A ruthless tycoon
Savage ambition has brought common-born Rhys Winterborne vast wealth and success. In business and beyond, Rhys gets exactly what he wants. And from the moment he meets the shy, aristocratic Lady Helen Ravenel, he is determined to possess her. If he must take her virtue to ensure she marries him, so much the better…
A sheltered beauty
Helen has had little contact with the glittering, cynical world of London society. Yet Rhys’s determined seduction awakens an intense mutual passion. Helen’s gentle upbringing belies a stubborn conviction that only she can tame her unruly husband. As Rhys’s enemies conspire against them, Helen must trust him with her darkest secret. The risks are unthinkable…the reward, a lifetime of incomparable bliss. And it all begins with…
Marrying Mr. Winterborne.
There are some books that are so good you wonder how the author did it. The relationship in this book was always going to be a brilliant one, as both characters were introduced in the previous book, and they were total opposites.
But it’s more than that. It’s the plotting and the timing and the subtle clues threaded throughout. It’s the way a character says something just a little odd, and then you find out chapters later there was a reason for it.
It’s the way the female characters are portrayed as complex, and it’s the way the child featured acts more like a real child than any other I can recall in romance fiction.
And it is about the hero and heroine.
My favourite Lisa Kleypas heroes are the self-made men. I have been fascinated by the relationship between Simon Hunt and Annabelle Peyton (Secrets of a Summer Night) for years, and the relationship in Marrying Winterborne is similar – yet different.
The Victorian era was about massive change, and there is no better way to illustrate that than by pairing an aristocrat with someone who rose from virtually nothing.
There is a powerful relationship at the centre of this book, and it is one that will keep you turning the pages. That is THE MAIN reason to read it. Marrying Winterborne has something to it few authors can capture.

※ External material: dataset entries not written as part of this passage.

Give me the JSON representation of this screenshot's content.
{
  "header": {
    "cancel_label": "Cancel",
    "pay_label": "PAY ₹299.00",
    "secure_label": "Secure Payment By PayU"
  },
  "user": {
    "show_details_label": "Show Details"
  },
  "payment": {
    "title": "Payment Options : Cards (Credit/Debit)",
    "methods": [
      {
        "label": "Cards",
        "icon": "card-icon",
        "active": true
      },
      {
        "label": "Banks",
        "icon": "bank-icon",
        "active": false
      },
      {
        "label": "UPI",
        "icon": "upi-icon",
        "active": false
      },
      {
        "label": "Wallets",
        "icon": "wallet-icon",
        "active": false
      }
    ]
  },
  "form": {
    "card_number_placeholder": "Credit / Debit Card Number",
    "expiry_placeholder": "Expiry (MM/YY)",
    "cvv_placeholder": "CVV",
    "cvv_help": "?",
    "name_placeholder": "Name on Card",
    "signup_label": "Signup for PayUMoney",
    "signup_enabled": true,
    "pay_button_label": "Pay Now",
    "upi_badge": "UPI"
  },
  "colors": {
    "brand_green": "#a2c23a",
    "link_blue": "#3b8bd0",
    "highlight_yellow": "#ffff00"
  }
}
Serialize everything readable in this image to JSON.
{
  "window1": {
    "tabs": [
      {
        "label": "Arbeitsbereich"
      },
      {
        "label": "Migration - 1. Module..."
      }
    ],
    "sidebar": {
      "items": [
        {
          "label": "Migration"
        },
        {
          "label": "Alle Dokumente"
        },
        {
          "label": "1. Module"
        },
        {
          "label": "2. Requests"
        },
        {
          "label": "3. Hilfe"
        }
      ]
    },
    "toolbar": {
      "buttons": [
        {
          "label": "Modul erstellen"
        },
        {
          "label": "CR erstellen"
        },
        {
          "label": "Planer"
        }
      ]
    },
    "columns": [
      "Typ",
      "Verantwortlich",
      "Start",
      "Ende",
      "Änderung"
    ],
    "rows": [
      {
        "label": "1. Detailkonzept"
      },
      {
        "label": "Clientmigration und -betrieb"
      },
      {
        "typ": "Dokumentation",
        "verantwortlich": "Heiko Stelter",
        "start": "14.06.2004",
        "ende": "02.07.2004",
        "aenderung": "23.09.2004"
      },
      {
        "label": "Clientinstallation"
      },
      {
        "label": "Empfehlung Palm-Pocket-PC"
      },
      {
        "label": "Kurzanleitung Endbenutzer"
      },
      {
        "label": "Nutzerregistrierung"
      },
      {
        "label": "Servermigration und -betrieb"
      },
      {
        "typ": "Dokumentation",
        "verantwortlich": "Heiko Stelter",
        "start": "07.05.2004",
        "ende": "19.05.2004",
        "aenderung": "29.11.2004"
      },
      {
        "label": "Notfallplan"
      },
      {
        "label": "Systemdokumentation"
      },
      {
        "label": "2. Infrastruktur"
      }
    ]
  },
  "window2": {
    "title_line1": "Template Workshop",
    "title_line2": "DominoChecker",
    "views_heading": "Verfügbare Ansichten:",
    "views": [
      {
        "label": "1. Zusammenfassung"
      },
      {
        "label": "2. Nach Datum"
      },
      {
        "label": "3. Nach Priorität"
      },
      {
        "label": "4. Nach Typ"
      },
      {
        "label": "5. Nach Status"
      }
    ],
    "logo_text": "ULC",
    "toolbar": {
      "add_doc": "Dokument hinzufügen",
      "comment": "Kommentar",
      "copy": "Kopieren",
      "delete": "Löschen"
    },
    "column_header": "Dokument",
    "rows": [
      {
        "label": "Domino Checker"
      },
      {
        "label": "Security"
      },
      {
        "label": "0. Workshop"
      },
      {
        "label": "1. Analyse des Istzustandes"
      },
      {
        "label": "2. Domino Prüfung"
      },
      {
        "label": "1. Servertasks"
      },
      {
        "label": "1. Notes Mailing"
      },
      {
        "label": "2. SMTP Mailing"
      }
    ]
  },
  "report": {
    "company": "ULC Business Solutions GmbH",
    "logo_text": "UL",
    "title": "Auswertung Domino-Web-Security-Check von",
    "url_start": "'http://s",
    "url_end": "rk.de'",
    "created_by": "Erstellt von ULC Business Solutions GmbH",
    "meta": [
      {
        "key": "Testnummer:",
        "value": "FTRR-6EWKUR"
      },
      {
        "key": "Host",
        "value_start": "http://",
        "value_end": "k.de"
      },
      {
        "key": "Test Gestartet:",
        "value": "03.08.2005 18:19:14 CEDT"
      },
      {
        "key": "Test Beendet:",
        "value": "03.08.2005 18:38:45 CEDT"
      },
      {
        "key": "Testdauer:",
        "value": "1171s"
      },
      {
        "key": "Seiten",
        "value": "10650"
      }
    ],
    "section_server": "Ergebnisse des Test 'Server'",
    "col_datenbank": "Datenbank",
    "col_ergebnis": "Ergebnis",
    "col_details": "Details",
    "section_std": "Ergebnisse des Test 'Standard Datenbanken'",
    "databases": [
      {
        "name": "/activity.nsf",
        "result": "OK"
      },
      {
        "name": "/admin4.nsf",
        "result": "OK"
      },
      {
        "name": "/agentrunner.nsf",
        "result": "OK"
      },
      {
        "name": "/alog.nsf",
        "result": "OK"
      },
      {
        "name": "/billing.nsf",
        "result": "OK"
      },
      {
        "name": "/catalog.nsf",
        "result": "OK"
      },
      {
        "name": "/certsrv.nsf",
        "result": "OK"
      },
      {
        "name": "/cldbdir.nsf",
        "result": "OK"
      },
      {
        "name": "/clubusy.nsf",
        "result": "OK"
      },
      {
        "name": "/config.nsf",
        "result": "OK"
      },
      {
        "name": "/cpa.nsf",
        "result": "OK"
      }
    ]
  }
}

The research is also incredibly good, and – while never in-your-face – at the same time, it is astonishing. There is a reason this is my favourite time period. The rapid changes with technology, and the endlessly ingenious inventions.
One of my favourite reads. Highly recommended.